PROBLEM STATEMENT:
Scan the data below and copy each line where "label" occurs.

ENTRIES PROVIDED:
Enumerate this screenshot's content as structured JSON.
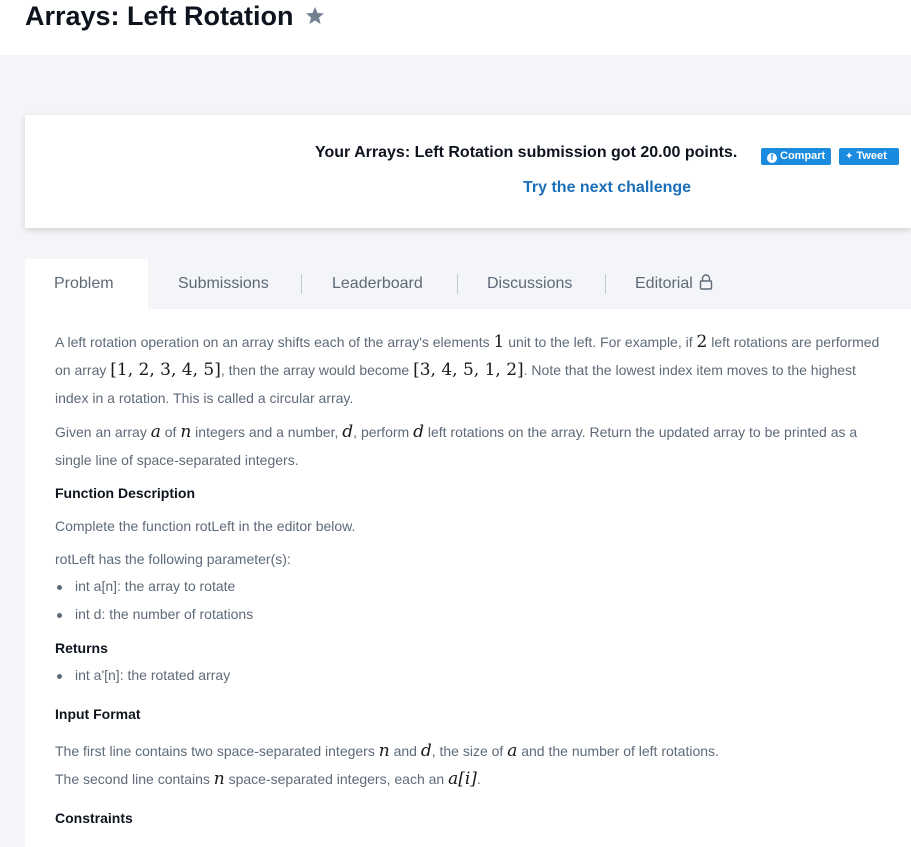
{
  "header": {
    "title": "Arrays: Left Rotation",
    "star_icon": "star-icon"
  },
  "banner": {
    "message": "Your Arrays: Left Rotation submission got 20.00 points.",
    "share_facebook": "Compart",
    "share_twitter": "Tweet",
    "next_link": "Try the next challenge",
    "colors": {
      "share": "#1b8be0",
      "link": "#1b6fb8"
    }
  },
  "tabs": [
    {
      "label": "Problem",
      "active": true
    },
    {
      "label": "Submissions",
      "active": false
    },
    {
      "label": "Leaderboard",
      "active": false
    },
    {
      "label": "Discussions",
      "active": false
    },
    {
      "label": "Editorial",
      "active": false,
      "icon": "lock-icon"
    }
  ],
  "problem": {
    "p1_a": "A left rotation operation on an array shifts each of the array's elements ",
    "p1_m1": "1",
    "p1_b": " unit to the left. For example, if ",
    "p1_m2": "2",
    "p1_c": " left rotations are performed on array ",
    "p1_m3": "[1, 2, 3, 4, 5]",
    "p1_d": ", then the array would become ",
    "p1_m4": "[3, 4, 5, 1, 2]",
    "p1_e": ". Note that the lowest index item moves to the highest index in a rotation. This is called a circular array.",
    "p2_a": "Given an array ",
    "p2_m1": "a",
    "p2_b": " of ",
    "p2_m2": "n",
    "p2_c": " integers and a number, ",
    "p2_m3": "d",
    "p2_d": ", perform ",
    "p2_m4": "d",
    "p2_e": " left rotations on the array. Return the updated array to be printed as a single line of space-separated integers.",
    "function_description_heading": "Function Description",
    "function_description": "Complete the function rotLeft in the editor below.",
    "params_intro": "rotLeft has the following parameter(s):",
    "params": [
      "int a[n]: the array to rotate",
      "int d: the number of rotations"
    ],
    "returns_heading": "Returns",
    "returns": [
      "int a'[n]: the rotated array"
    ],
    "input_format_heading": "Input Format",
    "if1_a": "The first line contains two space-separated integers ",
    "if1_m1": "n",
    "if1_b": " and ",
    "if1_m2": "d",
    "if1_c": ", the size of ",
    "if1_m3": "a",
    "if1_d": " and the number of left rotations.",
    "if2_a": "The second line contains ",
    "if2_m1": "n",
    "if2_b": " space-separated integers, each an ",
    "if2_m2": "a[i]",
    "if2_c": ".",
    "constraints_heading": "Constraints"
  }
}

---

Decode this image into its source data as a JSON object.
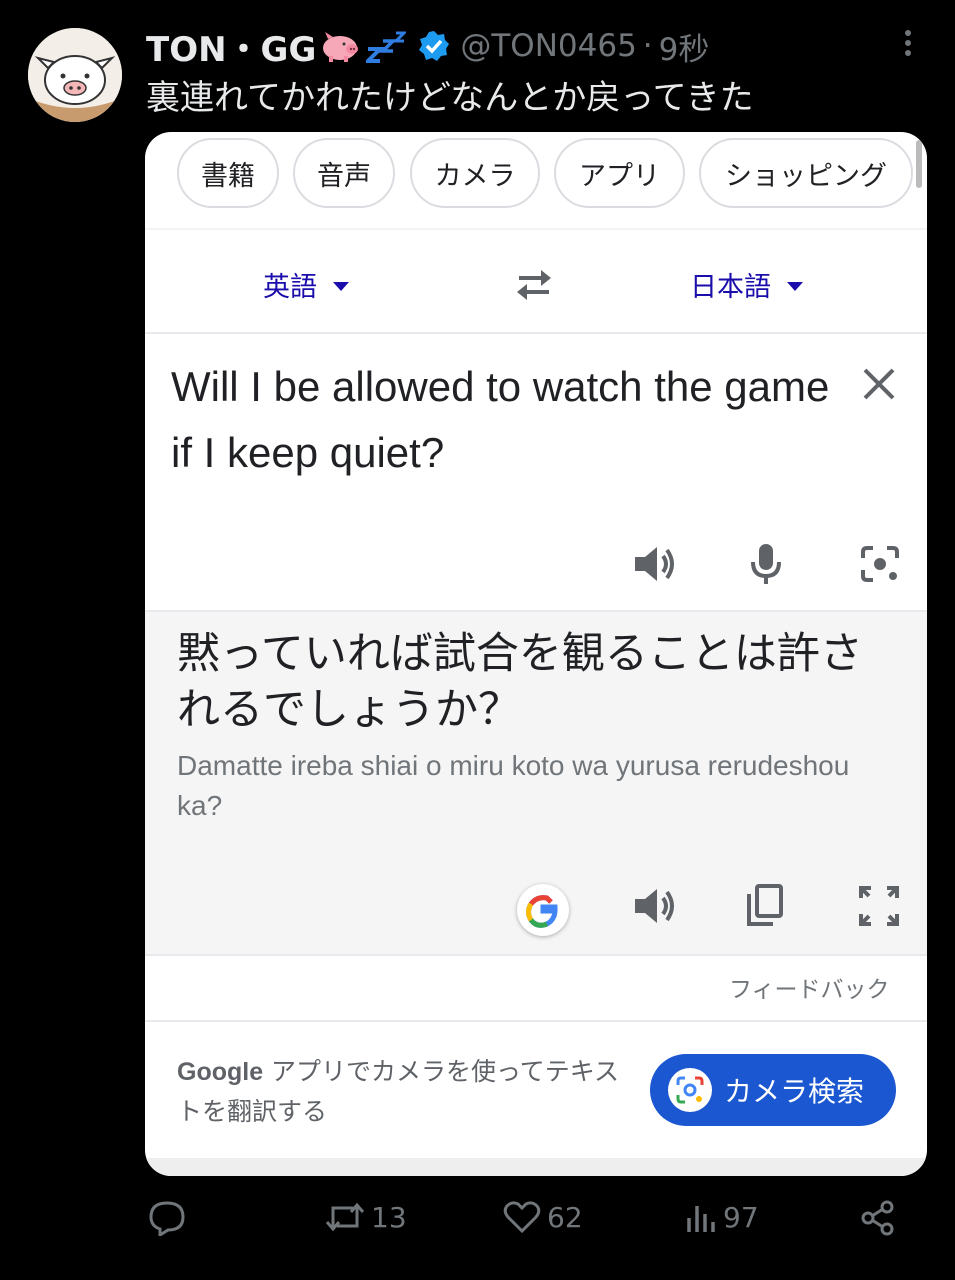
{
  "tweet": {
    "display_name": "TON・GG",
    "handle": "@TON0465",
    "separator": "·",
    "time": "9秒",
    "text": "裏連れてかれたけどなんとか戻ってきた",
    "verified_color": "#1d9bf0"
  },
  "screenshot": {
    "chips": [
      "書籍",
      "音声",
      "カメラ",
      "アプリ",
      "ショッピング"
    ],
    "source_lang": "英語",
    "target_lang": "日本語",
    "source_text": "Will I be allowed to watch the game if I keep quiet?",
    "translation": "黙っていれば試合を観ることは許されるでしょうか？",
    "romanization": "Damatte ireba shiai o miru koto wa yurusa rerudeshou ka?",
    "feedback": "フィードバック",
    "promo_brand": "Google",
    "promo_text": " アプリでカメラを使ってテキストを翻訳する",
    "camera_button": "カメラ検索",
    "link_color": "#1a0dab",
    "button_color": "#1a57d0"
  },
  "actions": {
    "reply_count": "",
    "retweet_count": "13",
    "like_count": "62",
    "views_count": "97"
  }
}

RESULT OF THIS TASK:
      "label": "Problem",
      "label": "Submissions",
      "label": "Leaderboard",
      "label": "Discussions",
      "label": "Editorial",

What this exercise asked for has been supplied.